$\begin{array}{l}x\left[n+1\right]=Ax\left[n\right]+Bu\left[n\right]+Gw\left[n\right]\\ y\left[n\right]=Cx\left[n\right]+Du\left[n\right]+Hw\left[n\right]+v\left[n\right]\end{array}$

In discrete time, the noise signals w and v satisfy:

$E\left(w\left[n\right]w{\left[n\right]}^{T}\right)=Q,\text{ }E\left(v\left[n\right]v{\left[n\right]}^{T}\right)=R,\text{ }E\left(w\left[n\right]v{\left[n\right]}^{T}\right)=N$

The discrete-time estimator has the following state equation:

$\stackrel{^}{x}\left[n+1|n\right]=A\stackrel{^}{x}\left[n|n-1\right]+Bu\left[n\right]+L\left(y\left[n\right]-C\stackrel{^}{x}\left[n|n-1\right]-Du\left[n\right]\right).$

kalman solves a discrete Riccati equation to obtain the gain matrix L:

$L=\left(AP{C}^{T}+\overline{N}\right){\left(CP{C}^{T}+\overline{R}\right)}^{-1}$

where

$\begin{array}{l}\overline{R}=R+HN+{N}^{T}{H}^{T}+HQ{H}^{T}\\ \overline{N}=G\left(Q{H}^{T}+N\right)\end{array}$

kalman can compute two variants of the discrete-time Kalman estimator, the current estimator (type = 'current') and the delayed estimator (type = 'delayed').

• Current estimator — Generates output estimates $\stackrel{^}{y}\left[n|n\right]$ and state estimates $\stackrel{^}{x}\left[n|n\right]$ using all available measurements up to $y\left[n\right]$. This estimator has the output equation

$\left[\begin{array}{c}\stackrel{^}{y}\left[n|n\right]\\ \stackrel{^}{x}\left[n|n\right]\end{array}\right]=\left[\begin{array}{c}\left(I-{M}_{y}\right)C\\ I-{M}_{x}C\end{array}\right]\stackrel{^}{x}\left[n|n-1\right]+\left[\begin{array}{cc}\left(I-{M}_{y}\right)D& {M}_{y}\\ -{M}_{x}D& {M}_{x}\end{array}\right]\left[\begin{array}{c}u\left[n\right]\\ y\left[n\right]\end{array}\right].$

where the innovation gains Mx and My are defined as:
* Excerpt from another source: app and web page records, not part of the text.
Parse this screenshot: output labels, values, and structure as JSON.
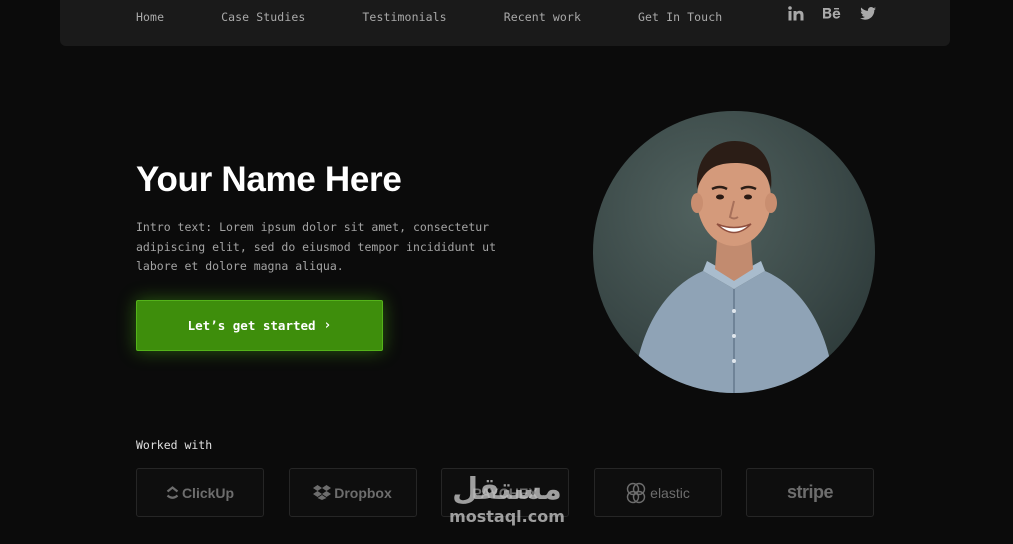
{
  "nav": {
    "links": [
      "Home",
      "Case Studies",
      "Testimonials",
      "Recent work",
      "Get In Touch"
    ],
    "social": [
      "linkedin-icon",
      "behance-icon",
      "twitter-icon"
    ]
  },
  "hero": {
    "title": "Your Name Here",
    "intro": "Intro text: Lorem ipsum dolor sit amet, consectetur adipiscing elit, sed do eiusmod tempor incididunt ut labore et dolore magna aliqua.",
    "cta_label": "Let’s get started",
    "cta_chevron": "›",
    "accent_color": "#3e8e0c"
  },
  "clients": {
    "label": "Worked with",
    "logos": [
      "ClickUp",
      "Dropbox",
      "PAYCHEX",
      "elastic",
      "stripe"
    ]
  },
  "watermark": {
    "arabic": "مستقل",
    "latin": "mostaql.com"
  }
}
$\begin{array}{c}{M}_{x}=P{C}^{T}{\left(CP{C}^{T}+\overline{R}\right)}^{-1},\\ {M}_{y}=\left(CP{C}^{T}+HQ{H}^{T}+HN\right){\left(CP{C}^{T}+\overline{R}\right)}^{-1}.\end{array}$

Thus, Mx updates the state estimate $\stackrel{^}{x}\left[n|n-1\right]$ using the new measurement $y\left[n\right]$:
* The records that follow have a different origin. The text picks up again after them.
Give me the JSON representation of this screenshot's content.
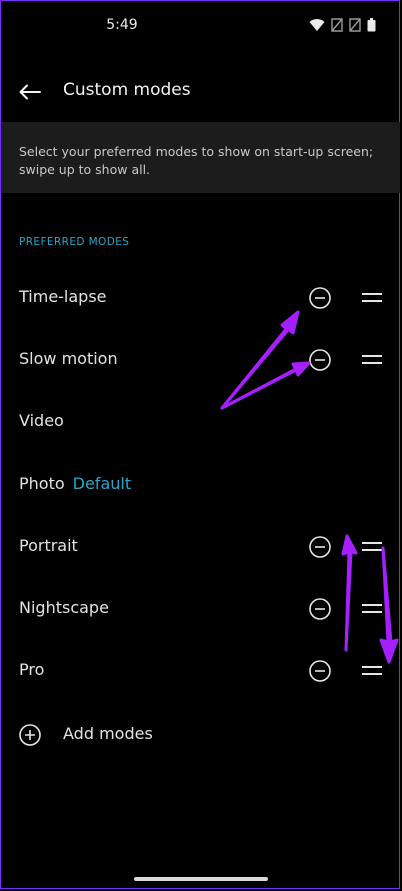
{
  "status_bar": {
    "time": "5:49",
    "icons": [
      "wifi-icon",
      "no-sim-icon",
      "no-sim-icon",
      "battery-icon"
    ]
  },
  "app_bar": {
    "back_icon": "arrow-left-icon",
    "title": "Custom modes"
  },
  "info": {
    "text": "Select your preferred modes to show on start-up screen; swipe up to show all."
  },
  "section": {
    "header": "PREFERRED MODES"
  },
  "modes": [
    {
      "label": "Time-lapse",
      "removable": true
    },
    {
      "label": "Slow motion",
      "removable": true
    },
    {
      "label": "Video",
      "removable": false
    },
    {
      "label": "Photo",
      "badge": "Default",
      "removable": false
    },
    {
      "label": "Portrait",
      "removable": true
    },
    {
      "label": "Nightscape",
      "removable": true
    },
    {
      "label": "Pro",
      "removable": true
    }
  ],
  "add": {
    "label": "Add modes",
    "icon": "plus-circle-icon"
  },
  "colors": {
    "background": "#000000",
    "accent": "#2aa6c9",
    "banner": "#1c1c1c",
    "annotation": "#a51fff"
  }
}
$\stackrel{^}{x}\left[n|n\right]=\stackrel{^}{x}\left[n|n-1\right]+{M}_{x}\left(y\left[n\right]-C\stackrel{^}{x}\left[n|n-1\right]-Du\left[n\right]\right)$

Similarly, My computes the updated output estimate:

$\stackrel{^}{y}\left[n|n\right]=C\stackrel{^}{x}\left[n|n-1\right]+Du\left[n\right]+{M}_{y}\left(y\left[n\right]-C\stackrel{^}{x}\left[n|n-1\right]-Du\left[n\right]\right)$

When H = 0, then ${M}_{y}=C{M}_{x}$, and the output estimate simplifies to $\stackrel{^}{y}\left[n|n\right]=C\stackrel{^}{x}\left[n|n\right]+Du\left[n\right]$.

• Delayed estimator — Generates output estimates $\stackrel{^}{y}\left[n|n-1\right]$ and state estimates $\stackrel{^}{x}\left[n|n-1\right]$ using measurements only up to yv[n–1]. This estimator has the output equation:

$\left[\begin{array}{c}\stackrel{^}{y}\left[n|n-1\right]\\ \stackrel{^}{x}\left[n|n-1\right]\end{array}\right]=\left[\begin{array}{c}C\\ I\end{array}\right]\stackrel{^}{x}\left[n|n-1\right]+\left[\begin{array}{cc}D& 0\\ 0& 0\end{array}\right]\left[\begin{array}{c}u\left[n\right]\\ y\left[n\right]\end{array}\right]$

The delayed estimator is easier to deploy inside control loops.